But today, 60 years after the first service at FRS, we can say that this decision did require religious courage, spiritual courage, Abrahamic courage even, leaving the old behind to bring the Judaic blessing on into a new era.

And maybe I should leave it at that, but something nags at me that I’d be selling you (and maybe myself) short if I did just leave it at that. I said: that was the easy link to make, that link to hope, and it was, is.

But what’s left over is that a new building won’t make us sleep any more easily at night (well it might help Bob Humphries, our Chair sleep better at night) but it won’t address those destabilised feelings we are all carrying. It’s not good enough to pin a feel good message about FRS on to the end of what I talked about earlier. Because that question of Zoe’s still resonates: once one spells out the fundamental shifts that are going on in all our certainties, once one names the ill-at-easeness, how do we regain or retain  some personal sense of hopefulness?

I wish I could give you a straightforward answer to that, but I can’t. My failure I suppose. Each of you will have your own way of thinking about what you need to keep your spirit of hopefulness alive. All I can do is share with you some of my own clues, inklings, resources – and the Torah is one of them: exploring the dramas of Abraham’s life, for example, I am provoked by the words, stirred by the dilemmas, inspired by the hope that is incarnated in the text. When God changes Abram’s name in the text Naomi read, he wasn’t asked if it was okay, he wasn’t asked how he felt about it. Something was added to the name, a symbol of his transformation, an acknowledgement that change is possible: Abram left behind his certainties and opened himself to following and listening to the divine – that gives me hope, it gives me inspiration that listening in, as deeply as is possible amidst all the distractions, listening in to what is going on around and within, listening in to the unfolding spirit of all being, otherwise known as Adonai, is a reality that can guide and underpin and provoke - and sometimes, yes, destabilise  - our lives.

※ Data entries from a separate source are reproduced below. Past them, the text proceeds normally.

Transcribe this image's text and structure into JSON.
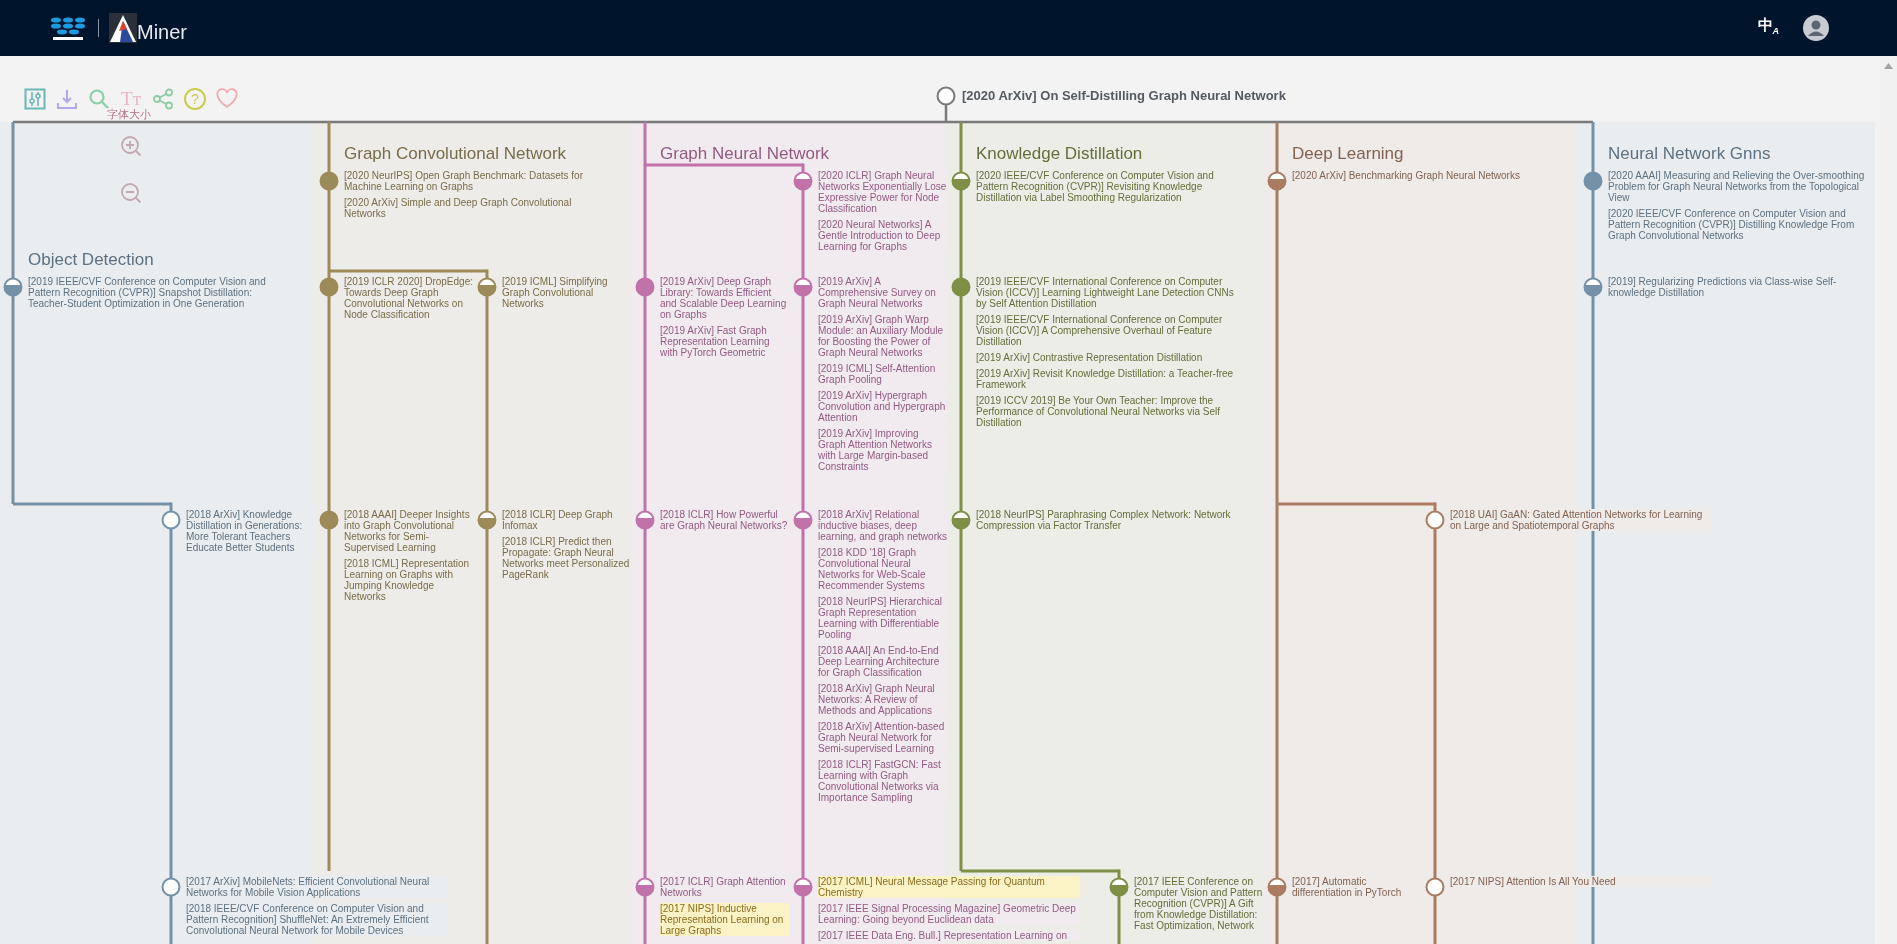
{
  "header": {
    "brand": "Miner",
    "language": {
      "label": "中",
      "sub": "A"
    }
  },
  "toolbar": {
    "font_glyph": "Tт",
    "font_label": "字体大小",
    "help_glyph": "?"
  },
  "root": {
    "title": "[2020 ArXiv] On Self-Distilling Graph Neural Network"
  },
  "columns": [
    {
      "title": "Object Detection",
      "color": "#7491a8",
      "lanes": [
        {
          "extends": false,
          "slots": [
            {
              "kind": "empty"
            },
            {
              "kind": "half",
              "papers": [
                {
                  "text": "[2019 IEEE/CVF Conference on Computer Vision and Pattern Recognition (CVPR)] Snapshot Distillation: Teacher-Student Optimization in One Generation",
                  "highlighted": false
                }
              ]
            }
          ]
        },
        {
          "extends": true,
          "slots": [
            {
              "kind": "empty"
            },
            {
              "kind": "empty"
            },
            {
              "kind": "hollow",
              "papers": [
                {
                  "text": "[2018 ArXiv] Knowledge Distillation in Generations: More Tolerant Teachers Educate Better Students",
                  "highlighted": false
                }
              ]
            },
            {
              "kind": "hollow",
              "papers": [
                {
                  "text": "[2017 ArXiv] MobileNets: Efficient Convolutional Neural Networks for Mobile Vision Applications",
                  "highlighted": false
                },
                {
                  "text": "[2018 IEEE/CVF Conference on Computer Vision and Pattern Recognition] ShuffleNet: An Extremely Efficient Convolutional Neural Network for Mobile Devices",
                  "highlighted": false
                }
              ]
            }
          ]
        }
      ]
    },
    {
      "title": "Graph Convolutional Network",
      "color": "#9c8a58",
      "lanes": [
        {
          "extends": false,
          "slots": [
            {
              "kind": "filled",
              "papers": [
                {
                  "text": "[2020 NeurIPS] Open Graph Benchmark: Datasets for Machine Learning on Graphs",
                  "highlighted": false
                },
                {
                  "text": "[2020 ArXiv] Simple and Deep Graph Convolutional Networks",
                  "highlighted": false
                }
              ]
            },
            {
              "kind": "filled",
              "papers": [
                {
                  "text": "[2019 ICLR 2020] DropEdge: Towards Deep Graph Convolutional Networks on Node Classification",
                  "highlighted": false
                }
              ]
            },
            {
              "kind": "filled",
              "papers": [
                {
                  "text": "[2018 AAAI] Deeper Insights into Graph Convolutional Networks for Semi-Supervised Learning",
                  "highlighted": false
                },
                {
                  "text": "[2018 ICML] Representation Learning on Graphs with Jumping Knowledge Networks",
                  "highlighted": false
                }
              ]
            }
          ]
        },
        {
          "extends": true,
          "slots": [
            {
              "kind": "empty"
            },
            {
              "kind": "half",
              "papers": [
                {
                  "text": "[2019 ICML] Simplifying Graph Convolutional Networks",
                  "highlighted": false
                }
              ]
            },
            {
              "kind": "half",
              "papers": [
                {
                  "text": "[2018 ICLR] Deep Graph Infomax",
                  "highlighted": false
                },
                {
                  "text": "[2018 ICLR] Predict then Propagate: Graph Neural Networks meet Personalized PageRank",
                  "highlighted": false
                }
              ]
            }
          ]
        }
      ]
    },
    {
      "title": "Graph Neural Network",
      "color": "#c172a9",
      "lanes": [
        {
          "extends": true,
          "slots": [
            {
              "kind": "empty"
            },
            {
              "kind": "filled",
              "papers": [
                {
                  "text": "[2019 ArXiv] Deep Graph Library: Towards Efficient and Scalable Deep Learning on Graphs",
                  "highlighted": false
                },
                {
                  "text": "[2019 ArXiv] Fast Graph Representation Learning with PyTorch Geometric",
                  "highlighted": false
                }
              ]
            },
            {
              "kind": "half",
              "papers": [
                {
                  "text": "[2018 ICLR] How Powerful are Graph Neural Networks?",
                  "highlighted": false
                }
              ]
            },
            {
              "kind": "half",
              "papers": [
                {
                  "text": "[2017 ICLR] Graph Attention Networks",
                  "highlighted": false
                },
                {
                  "text": "[2017 NIPS] Inductive Representation Learning on Large Graphs",
                  "highlighted": true
                }
              ]
            }
          ]
        },
        {
          "extends": true,
          "slots": [
            {
              "kind": "half",
              "papers": [
                {
                  "text": "[2020 ICLR] Graph Neural Networks Exponentially Lose Expressive Power for Node Classification",
                  "highlighted": false
                },
                {
                  "text": "[2020 Neural Networks] A Gentle Introduction to Deep Learning for Graphs",
                  "highlighted": false
                }
              ]
            },
            {
              "kind": "half",
              "papers": [
                {
                  "text": "[2019 ArXiv] A Comprehensive Survey on Graph Neural Networks",
                  "highlighted": false
                },
                {
                  "text": "[2019 ArXiv] Graph Warp Module: an Auxiliary Module for Boosting the Power of Graph Neural Networks",
                  "highlighted": false
                },
                {
                  "text": "[2019 ICML] Self-Attention Graph Pooling",
                  "highlighted": false
                },
                {
                  "text": "[2019 ArXiv] Hypergraph Convolution and Hypergraph Attention",
                  "highlighted": false
                },
                {
                  "text": "[2019 ArXiv] Improving Graph Attention Networks with Large Margin-based Constraints",
                  "highlighted": false
                }
              ]
            },
            {
              "kind": "half",
              "papers": [
                {
                  "text": "[2018 ArXiv] Relational inductive biases, deep learning, and graph networks",
                  "highlighted": false
                },
                {
                  "text": "[2018 KDD '18] Graph Convolutional Neural Networks for Web-Scale Recommender Systems",
                  "highlighted": false
                },
                {
                  "text": "[2018 NeurIPS] Hierarchical Graph Representation Learning with Differentiable Pooling",
                  "highlighted": false
                },
                {
                  "text": "[2018 AAAI] An End-to-End Deep Learning Architecture for Graph Classification",
                  "highlighted": false
                },
                {
                  "text": "[2018 ArXiv] Graph Neural Networks: A Review of Methods and Applications",
                  "highlighted": false
                },
                {
                  "text": "[2018 ArXiv] Attention-based Graph Neural Network for Semi-supervised Learning",
                  "highlighted": false
                },
                {
                  "text": "[2018 ICLR] FastGCN: Fast Learning with Graph Convolutional Networks via Importance Sampling",
                  "highlighted": false
                }
              ]
            },
            {
              "kind": "half",
              "papers": [
                {
                  "text": "[2017 ICML] Neural Message Passing for Quantum Chemistry",
                  "highlighted": true
                },
                {
                  "text": "[2017 IEEE Signal Processing Magazine] Geometric Deep Learning: Going beyond Euclidean data",
                  "highlighted": false
                },
                {
                  "text": "[2017 IEEE Data Eng. Bull.] Representation Learning on",
                  "highlighted": false
                }
              ]
            }
          ]
        }
      ]
    },
    {
      "title": "Knowledge Distillation",
      "color": "#7f8f45",
      "lanes": [
        {
          "extends": false,
          "slots": [
            {
              "kind": "half",
              "papers": [
                {
                  "text": "[2020 IEEE/CVF Conference on Computer Vision and Pattern Recognition (CVPR)] Revisiting Knowledge Distillation via Label Smoothing Regularization",
                  "highlighted": false
                }
              ]
            },
            {
              "kind": "filled",
              "papers": [
                {
                  "text": "[2019 IEEE/CVF International Conference on Computer Vision (ICCV)] Learning Lightweight Lane Detection CNNs by Self Attention Distillation",
                  "highlighted": false
                },
                {
                  "text": "[2019 IEEE/CVF International Conference on Computer Vision (ICCV)] A Comprehensive Overhaul of Feature Distillation",
                  "highlighted": false
                },
                {
                  "text": "[2019 ArXiv] Contrastive Representation Distillation",
                  "highlighted": false
                },
                {
                  "text": "[2019 ArXiv] Revisit Knowledge Distillation: a Teacher-free Framework",
                  "highlighted": false
                },
                {
                  "text": "[2019 ICCV 2019] Be Your Own Teacher: Improve the Performance of Convolutional Neural Networks via Self Distillation",
                  "highlighted": false
                }
              ]
            },
            {
              "kind": "half",
              "papers": [
                {
                  "text": "[2018 NeurIPS] Paraphrasing Complex Network: Network Compression via Factor Transfer",
                  "highlighted": false
                }
              ]
            }
          ]
        },
        {
          "extends": true,
          "slots": [
            {
              "kind": "empty"
            },
            {
              "kind": "empty"
            },
            {
              "kind": "empty"
            },
            {
              "kind": "half",
              "papers": [
                {
                  "text": "[2017 IEEE Conference on Computer Vision and Pattern Recognition (CVPR)] A Gift from Knowledge Distillation: Fast Optimization, Network",
                  "highlighted": false
                }
              ]
            }
          ]
        }
      ]
    },
    {
      "title": "Deep Learning",
      "color": "#aa7c62",
      "lanes": [
        {
          "extends": true,
          "slots": [
            {
              "kind": "half",
              "papers": [
                {
                  "text": "[2020 ArXiv] Benchmarking Graph Neural Networks",
                  "highlighted": false
                }
              ]
            },
            {
              "kind": "empty"
            },
            {
              "kind": "empty"
            },
            {
              "kind": "half",
              "papers": [
                {
                  "text": "[2017] Automatic differentiation in PyTorch",
                  "highlighted": false
                }
              ]
            }
          ]
        },
        {
          "extends": true,
          "slots": [
            {
              "kind": "empty"
            },
            {
              "kind": "empty"
            },
            {
              "kind": "hollow",
              "papers": [
                {
                  "text": "[2018 UAI] GaAN: Gated Attention Networks for Learning on Large and Spatiotemporal Graphs",
                  "highlighted": false
                }
              ]
            },
            {
              "kind": "hollow",
              "papers": [
                {
                  "text": "[2017 NIPS] Attention Is All You Need",
                  "highlighted": false
                }
              ]
            }
          ]
        }
      ]
    },
    {
      "title": "Neural Network Gnns",
      "color": "#7491a8",
      "lanes": [
        {
          "extends": true,
          "slots": [
            {
              "kind": "filled",
              "papers": [
                {
                  "text": "[2020 AAAI] Measuring and Relieving the Over-smoothing Problem for Graph Neural Networks from the Topological View",
                  "highlighted": false
                },
                {
                  "text": "[2020 IEEE/CVF Conference on Computer Vision and Pattern Recognition (CVPR)] Distilling Knowledge From Graph Convolutional Networks",
                  "highlighted": false
                }
              ]
            },
            {
              "kind": "half",
              "papers": [
                {
                  "text": "[2019] Regularizing Predictions via Class-wise Self-knowledge Distillation",
                  "highlighted": false
                }
              ]
            }
          ]
        }
      ]
    }
  ]
}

But it is filled with hope, that reality: that blessing is real - to receive it, and to be the bearer of blessing for others.

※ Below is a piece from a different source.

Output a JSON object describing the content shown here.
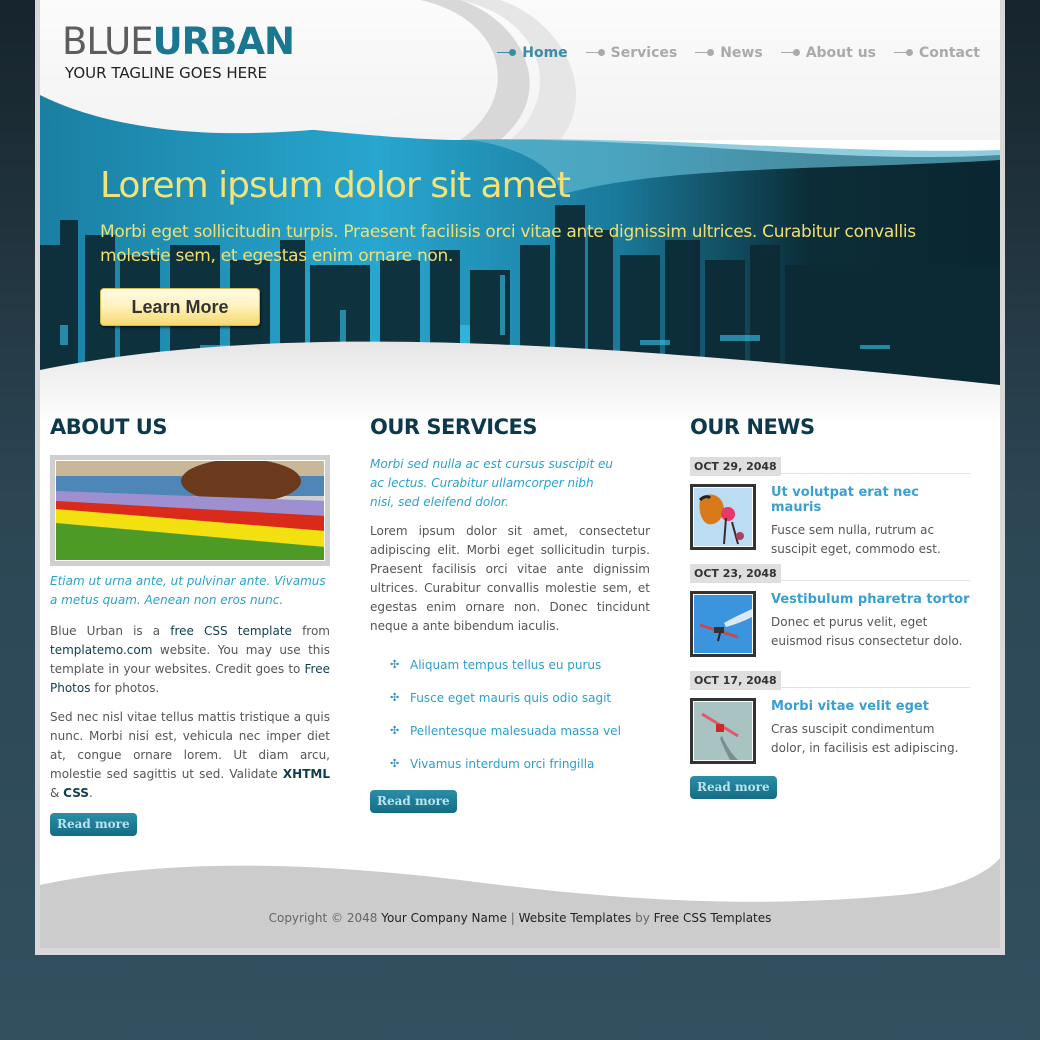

The poetry of Torah endures from generation to generation – it is our strength, it offers hope, over and over, we can bear the vicissitudes of life because we are caught up in a drama that is bigger than us. It’s the only thing that is unchanging, that endures, as solid as rock in our lives, even though it is also as fluid as water, for it flows and ripples and is never still, we dip into it and it is never the same from moment to moment, for we are never the same from moment to moment, and yet we can always draw upon it, endlessly deep, ever-flowing, feeding the spirit, nurturing our souls, which are thirsty for meaning and for hope.

Sun, 26 September 2021 20 Tishrei 5782